Rarely is mathematics so close to everyday life: James Sethian of the University of California, Berkeley, is looking for mathematical answers to the question of how to get an object from A to B as quickly as possible. He has developed the fast marching method to solve this problem. The mathematician's research benefits not only other disciplines, such as materials and life sciences, but also students at the Berlin School of Mathematics. Sethian was an Einstein Visiting Fellow there from 2011 to 2014.

## »Mathematics is a powerful tool«

**What do interfaces have to do with computational physics? **

When mathematicians talk about a boundary or "interface", they are not only referring to simple stationary objects, but to any sort of free-flowing surface that separates two or more regions. These moving interfaces are relevant to a wide range of engineering problems. We also see them in nature. For example, the surface of an ocean is a waterair boundary; a polluted river can contain a boundary between clean water and contaminants. Tracking these moving interfaces is very important, yet also very challenging, because they are driven by complex and dynamic phenomena. One simple example is a collection of buoys on a lake connected by a string: as the water flows, the buoys move, and the rope between them represents the moving boundary.**Are your methods a universal tool to model interfaces?**

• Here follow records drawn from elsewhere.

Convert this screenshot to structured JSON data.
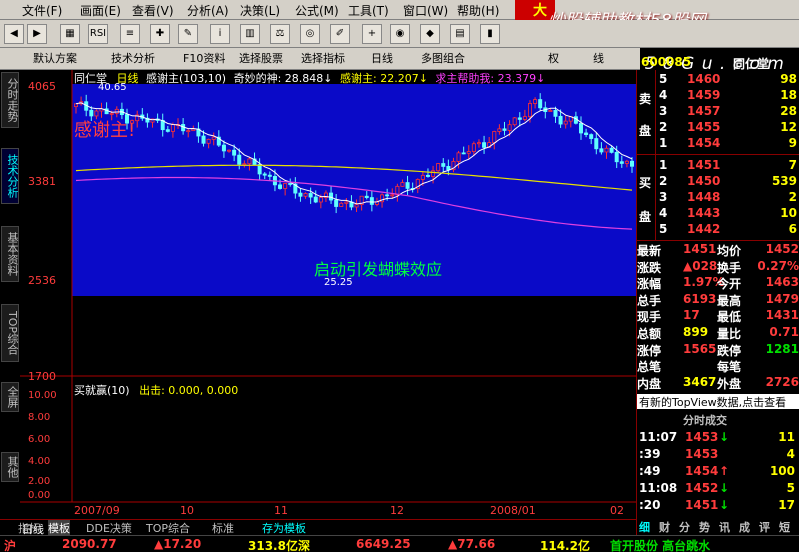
{
  "menu": {
    "items": [
      "文件(F)",
      "画面(E)",
      "查看(V)",
      "分析(A)",
      "决策(L)",
      "公式(M)",
      "工具(T)",
      "窗口(W)",
      "帮助(H)"
    ],
    "brand": "大智",
    "watermark": "炒股辅助教材58股网",
    "watermark_url": "w w w . 5 8 G u . c o m"
  },
  "toolbar": {
    "items": [
      "默认方案",
      "技术分析",
      "F10资料",
      "选择股票",
      "选择指标",
      "日线",
      "多图组合",
      "权",
      "线"
    ]
  },
  "left_tabs": [
    "分时走势",
    "技术分析",
    "基本资料",
    "TOP综合",
    "全屏",
    "其他"
  ],
  "chart_header": {
    "name": "同仁堂",
    "period": "日线",
    "ind1": "感谢主(103,10)",
    "ind2": "奇妙的神: 28.848↓",
    "ind3": "感谢主: 22.207↓",
    "ind4": "求主帮助我: 23.379↓"
  },
  "price_axis": [
    "4065",
    "3381",
    "2536",
    "1700"
  ],
  "annotations": {
    "top_left": "感谢主!",
    "high": "40.65",
    "low": "25.25",
    "middle": "启动引发蝴蝶效应"
  },
  "sub_header": {
    "name": "买就赢(10)",
    "label": "出击: 0.000, 0.000"
  },
  "sub_axis": [
    "10.00",
    "8.00",
    "6.00",
    "4.00",
    "2.00",
    "0.00"
  ],
  "date_axis": [
    "2007/09",
    "10",
    "11",
    "12",
    "2008/01",
    "02"
  ],
  "bottom_tabs": [
    "日线",
    "指标",
    "模板",
    "DDE决策",
    "TOP综合",
    "标准",
    "存为模板"
  ],
  "chart_data": {
    "type": "candlestick",
    "overlays": [
      "white MA",
      "yellow MA",
      "magenta MA"
    ],
    "ylim": [
      17.0,
      40.65
    ],
    "high": 40.65,
    "low": 25.25
  },
  "quote": {
    "code": "600085",
    "name": "同仁堂",
    "asks": [
      {
        "lv": "5",
        "p": "1460",
        "v": "98"
      },
      {
        "lv": "4",
        "p": "1459",
        "v": "18"
      },
      {
        "lv": "3",
        "p": "1457",
        "v": "28"
      },
      {
        "lv": "2",
        "p": "1455",
        "v": "12"
      },
      {
        "lv": "1",
        "p": "1454",
        "v": "9"
      }
    ],
    "bids": [
      {
        "lv": "1",
        "p": "1451",
        "v": "7"
      },
      {
        "lv": "2",
        "p": "1450",
        "v": "539"
      },
      {
        "lv": "3",
        "p": "1448",
        "v": "2"
      },
      {
        "lv": "4",
        "p": "1443",
        "v": "10"
      },
      {
        "lv": "5",
        "p": "1442",
        "v": "6"
      }
    ],
    "ask_label": [
      "卖",
      "盘"
    ],
    "bid_label": [
      "买",
      "盘"
    ],
    "stats": [
      [
        "最新",
        "1451",
        "均价",
        "1452"
      ],
      [
        "涨跌",
        "▲028",
        "换手",
        "0.27%"
      ],
      [
        "涨幅",
        "1.97%",
        "今开",
        "1463"
      ],
      [
        "总手",
        "6193",
        "最高",
        "1479"
      ],
      [
        "现手",
        "17",
        "最低",
        "1431"
      ],
      [
        "总额",
        "899",
        "量比",
        "0.71"
      ],
      [
        "涨停",
        "1565",
        "跌停",
        "1281"
      ],
      [
        "总笔",
        "",
        "每笔",
        ""
      ],
      [
        "内盘",
        "3467",
        "外盘",
        "2726"
      ]
    ],
    "notice": "有新的TopView数据,点击查看",
    "trades_title": "分时成交",
    "trades": [
      [
        "11:07",
        "1453",
        "↓",
        "11"
      ],
      [
        ":39",
        "1453",
        "",
        "4"
      ],
      [
        ":49",
        "1454",
        "↑",
        "100"
      ],
      [
        "11:08",
        "1452",
        "↓",
        "5"
      ],
      [
        ":20",
        "1451",
        "↓",
        "17"
      ]
    ],
    "bottom_tabs": [
      "细",
      "财",
      "分",
      "势",
      "讯",
      "成",
      "评",
      "短"
    ]
  },
  "status": {
    "market": "沪",
    "index": "2090.77",
    "change": "▲17.20",
    "amount": "313.8亿深",
    "index2": "6649.25",
    "change2": "▲77.66",
    "amount2": "114.2亿",
    "news": "首开股份 高台跳水"
  }
}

Most of my work has to do with developing mathematical models and numerical methods to trace these phenomena. The goal is to build accurate and efficient algorithms that we can also apply to highly complex interface motion. The simple buoy model is just the beginning: in the real world we can find interfaces that fracture into multiple segments and merge with other interfaces. And three dimensions add even more complexity. To model these more difficult problems, we have adopted a different view, which relies on the mathematics of "implicit functions" to represent the moving interface.

Our methods have been used in many applications, for example with internal combustion processes in engines, in semiconductor manufacturing, the development of new materials with industrial foams, and medical imaging for the early detection of illnesses. **What is new about these mathematics models? **

The methods we have developed are particularly powerful when you have complicated problems in three-dimensional space. What we have done is bring together several different fields of mathematics – analysis, partial differential equations, and differential geometry – and combine them with modern aspects of computer science. This is one of the virtues of applied mathematics: it has many different fields at its disposal, which can be combined into tools to solve practical problems. At the same time, sometimes you need to invent completely new mathematics and computer algorithms in order to design the best tools. The blend of old and new is what makes applied computational mathematics so challenging, powerful, and fun.

*Interview: Mirco Lomoth**This page will not be updated after the end of the fellowship.*